**WORK REQUEST:** Search the records for the word "this" and copy each line in which it appears.

**RECORDS:**
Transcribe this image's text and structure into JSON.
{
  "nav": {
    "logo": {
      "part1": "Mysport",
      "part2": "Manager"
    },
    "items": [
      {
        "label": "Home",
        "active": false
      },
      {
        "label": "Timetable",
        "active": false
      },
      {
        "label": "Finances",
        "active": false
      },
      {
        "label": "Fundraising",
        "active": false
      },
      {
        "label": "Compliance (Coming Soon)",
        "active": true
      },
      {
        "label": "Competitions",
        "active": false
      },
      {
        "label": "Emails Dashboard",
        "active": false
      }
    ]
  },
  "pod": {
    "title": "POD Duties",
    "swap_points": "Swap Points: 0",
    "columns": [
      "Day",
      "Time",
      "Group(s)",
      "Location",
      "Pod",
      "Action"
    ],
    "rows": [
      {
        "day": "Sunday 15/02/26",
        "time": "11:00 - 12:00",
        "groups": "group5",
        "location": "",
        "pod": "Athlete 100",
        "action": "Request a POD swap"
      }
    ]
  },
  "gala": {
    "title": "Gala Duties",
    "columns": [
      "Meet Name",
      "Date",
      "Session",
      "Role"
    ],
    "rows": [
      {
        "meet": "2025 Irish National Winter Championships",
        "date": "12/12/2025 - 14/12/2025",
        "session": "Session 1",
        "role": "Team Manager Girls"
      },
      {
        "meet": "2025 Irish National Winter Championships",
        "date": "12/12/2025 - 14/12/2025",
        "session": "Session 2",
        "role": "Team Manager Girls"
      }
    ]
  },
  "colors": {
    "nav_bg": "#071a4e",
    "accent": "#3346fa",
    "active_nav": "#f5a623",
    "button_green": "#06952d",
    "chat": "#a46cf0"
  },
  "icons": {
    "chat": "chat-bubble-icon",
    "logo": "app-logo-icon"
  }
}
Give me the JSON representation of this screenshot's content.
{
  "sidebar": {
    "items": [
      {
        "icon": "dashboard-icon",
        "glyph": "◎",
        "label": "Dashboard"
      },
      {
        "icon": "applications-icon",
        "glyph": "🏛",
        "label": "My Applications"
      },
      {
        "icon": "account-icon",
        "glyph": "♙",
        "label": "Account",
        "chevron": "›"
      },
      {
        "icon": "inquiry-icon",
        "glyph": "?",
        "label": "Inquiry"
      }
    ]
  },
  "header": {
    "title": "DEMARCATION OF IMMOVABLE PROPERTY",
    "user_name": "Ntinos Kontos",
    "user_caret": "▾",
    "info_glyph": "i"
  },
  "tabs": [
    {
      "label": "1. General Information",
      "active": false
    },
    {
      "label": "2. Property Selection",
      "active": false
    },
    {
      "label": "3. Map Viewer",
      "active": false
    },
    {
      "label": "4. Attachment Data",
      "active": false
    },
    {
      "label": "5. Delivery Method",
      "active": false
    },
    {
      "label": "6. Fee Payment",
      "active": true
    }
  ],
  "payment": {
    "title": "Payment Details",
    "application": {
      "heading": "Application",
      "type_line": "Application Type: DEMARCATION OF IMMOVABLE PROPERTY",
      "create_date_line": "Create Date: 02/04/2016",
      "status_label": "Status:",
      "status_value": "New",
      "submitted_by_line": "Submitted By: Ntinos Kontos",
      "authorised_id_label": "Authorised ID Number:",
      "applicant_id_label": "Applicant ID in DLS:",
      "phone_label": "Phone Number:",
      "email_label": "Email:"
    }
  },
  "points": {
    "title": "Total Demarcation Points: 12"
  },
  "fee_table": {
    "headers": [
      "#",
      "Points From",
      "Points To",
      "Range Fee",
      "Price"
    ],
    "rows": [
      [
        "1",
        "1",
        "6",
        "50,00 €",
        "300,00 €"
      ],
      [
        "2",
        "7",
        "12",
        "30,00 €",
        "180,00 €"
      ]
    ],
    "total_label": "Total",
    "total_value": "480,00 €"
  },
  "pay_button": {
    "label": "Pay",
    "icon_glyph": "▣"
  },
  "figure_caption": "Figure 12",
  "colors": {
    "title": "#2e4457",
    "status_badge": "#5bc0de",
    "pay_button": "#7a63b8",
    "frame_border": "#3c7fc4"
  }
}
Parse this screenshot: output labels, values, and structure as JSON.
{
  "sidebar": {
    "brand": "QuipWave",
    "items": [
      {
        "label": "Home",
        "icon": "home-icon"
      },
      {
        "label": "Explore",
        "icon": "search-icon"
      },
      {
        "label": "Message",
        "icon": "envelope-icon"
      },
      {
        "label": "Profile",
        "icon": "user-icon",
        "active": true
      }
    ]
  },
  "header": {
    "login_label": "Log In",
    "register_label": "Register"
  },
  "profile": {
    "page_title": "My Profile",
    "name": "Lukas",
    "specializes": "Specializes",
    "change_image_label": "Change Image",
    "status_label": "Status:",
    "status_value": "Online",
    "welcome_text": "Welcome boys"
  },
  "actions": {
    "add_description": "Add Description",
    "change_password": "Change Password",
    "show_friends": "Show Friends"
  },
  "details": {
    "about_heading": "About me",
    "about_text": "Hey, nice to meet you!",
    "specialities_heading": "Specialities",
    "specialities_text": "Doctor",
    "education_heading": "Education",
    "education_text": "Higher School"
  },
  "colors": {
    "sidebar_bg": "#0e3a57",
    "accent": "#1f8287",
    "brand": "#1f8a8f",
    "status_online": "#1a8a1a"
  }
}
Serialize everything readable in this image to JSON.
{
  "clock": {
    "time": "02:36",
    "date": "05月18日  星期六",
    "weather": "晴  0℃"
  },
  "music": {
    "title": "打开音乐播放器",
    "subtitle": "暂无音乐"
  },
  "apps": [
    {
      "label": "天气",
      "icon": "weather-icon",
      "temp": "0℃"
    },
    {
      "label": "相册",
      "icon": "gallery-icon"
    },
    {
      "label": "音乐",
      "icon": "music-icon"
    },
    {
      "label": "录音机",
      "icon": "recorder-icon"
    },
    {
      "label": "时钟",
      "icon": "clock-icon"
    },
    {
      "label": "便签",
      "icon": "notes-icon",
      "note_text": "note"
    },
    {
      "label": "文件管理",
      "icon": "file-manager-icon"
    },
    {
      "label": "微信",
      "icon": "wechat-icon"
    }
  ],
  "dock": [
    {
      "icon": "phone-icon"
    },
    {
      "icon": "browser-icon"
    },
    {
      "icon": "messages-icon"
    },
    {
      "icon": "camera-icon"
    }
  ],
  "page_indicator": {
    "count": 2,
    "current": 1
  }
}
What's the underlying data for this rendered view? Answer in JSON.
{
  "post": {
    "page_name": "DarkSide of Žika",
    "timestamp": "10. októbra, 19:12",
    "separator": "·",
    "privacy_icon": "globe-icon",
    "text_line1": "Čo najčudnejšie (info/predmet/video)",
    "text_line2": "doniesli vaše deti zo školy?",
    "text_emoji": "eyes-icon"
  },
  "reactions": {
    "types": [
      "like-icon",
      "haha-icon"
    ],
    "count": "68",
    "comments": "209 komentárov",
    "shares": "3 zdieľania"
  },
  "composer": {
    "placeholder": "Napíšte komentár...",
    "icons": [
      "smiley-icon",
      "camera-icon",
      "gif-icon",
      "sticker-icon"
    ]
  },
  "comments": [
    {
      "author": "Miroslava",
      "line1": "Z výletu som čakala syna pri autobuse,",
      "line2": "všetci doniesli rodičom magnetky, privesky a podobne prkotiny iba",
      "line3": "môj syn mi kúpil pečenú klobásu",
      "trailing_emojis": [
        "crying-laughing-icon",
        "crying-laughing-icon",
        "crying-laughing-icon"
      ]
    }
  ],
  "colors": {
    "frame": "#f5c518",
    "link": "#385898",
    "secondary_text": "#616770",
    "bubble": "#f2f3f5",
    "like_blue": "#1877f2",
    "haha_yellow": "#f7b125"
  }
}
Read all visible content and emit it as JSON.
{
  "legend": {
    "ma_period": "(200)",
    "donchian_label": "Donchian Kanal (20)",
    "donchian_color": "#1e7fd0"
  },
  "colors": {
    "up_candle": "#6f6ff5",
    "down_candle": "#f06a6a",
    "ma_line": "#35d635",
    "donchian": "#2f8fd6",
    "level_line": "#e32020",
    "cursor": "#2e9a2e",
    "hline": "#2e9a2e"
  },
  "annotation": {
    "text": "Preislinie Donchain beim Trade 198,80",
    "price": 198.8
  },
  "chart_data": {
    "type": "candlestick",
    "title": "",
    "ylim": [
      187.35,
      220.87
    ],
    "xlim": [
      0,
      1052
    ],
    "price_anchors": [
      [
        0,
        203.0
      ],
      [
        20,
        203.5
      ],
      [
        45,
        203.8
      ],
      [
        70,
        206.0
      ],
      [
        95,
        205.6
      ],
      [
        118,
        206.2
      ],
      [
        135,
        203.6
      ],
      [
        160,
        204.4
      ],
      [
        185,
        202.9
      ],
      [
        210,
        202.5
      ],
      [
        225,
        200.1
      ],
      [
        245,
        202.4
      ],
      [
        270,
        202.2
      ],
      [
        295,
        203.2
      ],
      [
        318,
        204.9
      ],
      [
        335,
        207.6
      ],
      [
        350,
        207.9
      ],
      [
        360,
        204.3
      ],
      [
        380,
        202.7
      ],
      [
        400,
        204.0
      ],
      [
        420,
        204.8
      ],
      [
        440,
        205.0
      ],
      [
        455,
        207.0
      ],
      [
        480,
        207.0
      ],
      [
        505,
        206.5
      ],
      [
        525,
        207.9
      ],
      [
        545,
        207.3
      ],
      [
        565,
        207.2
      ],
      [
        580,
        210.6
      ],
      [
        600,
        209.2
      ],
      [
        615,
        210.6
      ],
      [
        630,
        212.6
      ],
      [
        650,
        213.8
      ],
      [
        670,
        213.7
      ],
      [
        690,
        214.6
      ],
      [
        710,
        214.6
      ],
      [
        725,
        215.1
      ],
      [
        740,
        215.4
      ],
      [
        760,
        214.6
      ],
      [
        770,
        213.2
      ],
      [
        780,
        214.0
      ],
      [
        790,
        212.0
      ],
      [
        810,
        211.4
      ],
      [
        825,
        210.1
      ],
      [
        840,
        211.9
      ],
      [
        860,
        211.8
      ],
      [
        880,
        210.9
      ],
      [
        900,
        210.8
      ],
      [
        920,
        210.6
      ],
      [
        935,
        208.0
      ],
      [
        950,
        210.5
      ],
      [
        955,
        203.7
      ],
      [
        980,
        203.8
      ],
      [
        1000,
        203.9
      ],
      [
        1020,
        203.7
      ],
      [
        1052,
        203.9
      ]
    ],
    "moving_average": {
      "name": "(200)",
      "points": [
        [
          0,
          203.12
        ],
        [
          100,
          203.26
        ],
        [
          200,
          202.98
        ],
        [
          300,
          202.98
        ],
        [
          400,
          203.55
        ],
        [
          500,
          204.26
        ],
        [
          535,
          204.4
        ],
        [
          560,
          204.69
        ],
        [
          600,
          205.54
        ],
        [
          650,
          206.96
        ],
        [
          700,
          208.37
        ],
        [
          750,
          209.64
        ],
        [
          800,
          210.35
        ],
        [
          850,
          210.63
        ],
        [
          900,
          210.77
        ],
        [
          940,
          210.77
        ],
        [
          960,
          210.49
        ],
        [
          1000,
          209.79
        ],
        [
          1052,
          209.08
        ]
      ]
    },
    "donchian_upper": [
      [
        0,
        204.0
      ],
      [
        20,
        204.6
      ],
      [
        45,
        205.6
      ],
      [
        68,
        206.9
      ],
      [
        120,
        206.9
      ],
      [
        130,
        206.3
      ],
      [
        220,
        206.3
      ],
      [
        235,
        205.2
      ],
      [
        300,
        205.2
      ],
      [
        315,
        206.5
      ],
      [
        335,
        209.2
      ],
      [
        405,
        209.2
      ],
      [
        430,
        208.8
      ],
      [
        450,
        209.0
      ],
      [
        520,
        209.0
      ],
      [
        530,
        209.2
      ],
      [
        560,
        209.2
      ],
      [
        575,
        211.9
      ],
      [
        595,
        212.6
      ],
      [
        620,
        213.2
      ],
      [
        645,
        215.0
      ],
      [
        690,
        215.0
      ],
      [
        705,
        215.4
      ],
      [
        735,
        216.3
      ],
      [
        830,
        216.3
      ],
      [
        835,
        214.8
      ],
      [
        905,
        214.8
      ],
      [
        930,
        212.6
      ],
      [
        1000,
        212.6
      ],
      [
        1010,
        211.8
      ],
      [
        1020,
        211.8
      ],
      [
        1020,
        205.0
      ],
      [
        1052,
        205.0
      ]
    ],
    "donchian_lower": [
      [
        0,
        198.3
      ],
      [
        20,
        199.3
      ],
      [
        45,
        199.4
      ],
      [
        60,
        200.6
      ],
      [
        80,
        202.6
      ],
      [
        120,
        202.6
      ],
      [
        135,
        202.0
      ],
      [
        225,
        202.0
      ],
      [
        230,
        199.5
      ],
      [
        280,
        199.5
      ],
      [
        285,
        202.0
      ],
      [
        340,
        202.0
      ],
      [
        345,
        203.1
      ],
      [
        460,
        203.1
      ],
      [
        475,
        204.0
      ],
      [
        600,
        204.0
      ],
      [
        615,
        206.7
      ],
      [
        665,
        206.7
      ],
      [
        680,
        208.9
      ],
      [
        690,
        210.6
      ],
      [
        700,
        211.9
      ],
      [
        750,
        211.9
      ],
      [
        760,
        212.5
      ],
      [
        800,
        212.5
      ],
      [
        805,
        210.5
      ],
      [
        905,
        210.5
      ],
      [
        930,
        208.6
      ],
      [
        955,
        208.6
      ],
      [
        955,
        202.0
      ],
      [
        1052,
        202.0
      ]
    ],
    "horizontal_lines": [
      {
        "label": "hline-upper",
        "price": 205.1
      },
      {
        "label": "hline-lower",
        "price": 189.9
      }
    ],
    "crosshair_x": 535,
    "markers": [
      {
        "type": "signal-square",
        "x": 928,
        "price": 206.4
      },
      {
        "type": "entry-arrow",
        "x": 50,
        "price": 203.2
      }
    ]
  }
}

**RESULT OF THE TASK:**
Transcribe this image's text and structure into JSON.
Give me the JSON representation of this screenshot's content.
Parse this screenshot: output labels, values, and structure as JSON.
Serialize everything readable in this image to JSON.
What's the underlying data for this rendered view? Answer in JSON.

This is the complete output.